Forefront Communications

IR Magazine: The Bill for the Buffet: Mifid II in the US


Amanda Perrucci

Amanda Perrucci

A year on from the implementation of Mifid II in Europe, IROs in the US are seeing how the regulation is changing the EU’s investment management landscape – and are watching for ripple effects. That’s because two areas IROs typically manage – research coverage and corporate access – are starting to be impacted.

It’s important for IROs in the US to understand how their interactions with analysts and investors could change due to the mammoth regulation so they can develop effective strategies to mitigate potentially negative developments.

Change coming to the IRO realm

The main driver behind changes to research-related relationships is the set of Mifid II requirements stipulating that buy-side firms conducting business in the EU may no longer pay for sell-side services on what regulators consider to be a vague or arbitrary basis.

Instead, buy-side firms are now required to have a robust mechanism for determining the value of the research services they consume and must pay for those services independent of their trading volumes. Because of this greater scrutiny on research spend, investors are spending less on research and being more conservative in how they spend their remaining budget.

How good was the soup?

Consider this analogy for the old research pricing model. In the pre-Mifid II days, sell-side services were like a multi-station dinner buffet the buy side went to every night. The first night, the buy-side diner visited the soup station, had a little salad from the salad bar and then grilled salmon from the seafood section. The next night, it was soup again, shrimp cocktail and a steak from the carving station. This continued with the buy-side customer eating different quantities of the same, or different, food every night for three months, but never receiving a bill.

At the end of the quarter, it was time for the buy-side diner to pay up, but the sell side still didn’t present a bill per se. Instead, the cost for each station was largely left to the buy-sider’s discretion, which went something like: Hmm, I seem to remember that the soup and salad was OK and the seafood was great, but I didn’t care for the steak. I’ll divvy up the money I have (read equity commission flow) between the different stations (the brokers providing research).

If volatility was low and the investor wasn’t transacting much, there wasn’t much commission to split. If the buy-side firm happened to trade more the next quarter and hence generate more commission to spread around, it would pay more, even if it consumed the same volume of services. In short, it was qualitative, anecdotal and – to a regulator’s eye – arbitrary pricing.

While not actually mandated by the legislation, under Mifid II, buy-side and sell-side firms have leaned toward a more à la carte arrangement. In order to have a rigorous process to connect value with price, investors are increasingly trying to count everything consumed at the buffet and attempt to set a price on each interaction they have with a research provider – analyst meetings, conferences, bespoke research, and so on – to reflect the specific value their investment professionals received. This requires an understanding of both the services that have been used and which research firms add the most value to the investment process, such as differentiated ideas, accurate forecasts or great insights.

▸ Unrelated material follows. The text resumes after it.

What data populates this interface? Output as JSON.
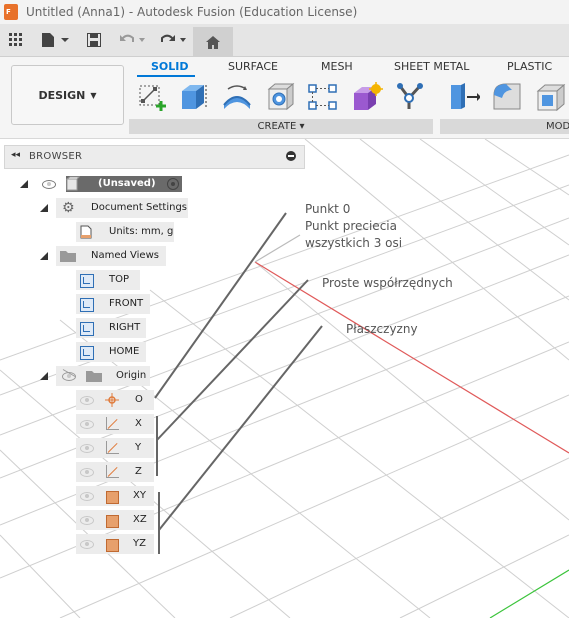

Compared with the all-you-can-eat buffet model, this approach is more detailed and therefore more cumbersome and, regardless of how firms handle the change, the requirements of quantifying value and unbundling research and trading costs are putting an end to the buffet.

Scott Rosen is CEO of Visible Alpha, a provider of discovery, analysis and valuation tools.

To read the full article, click here.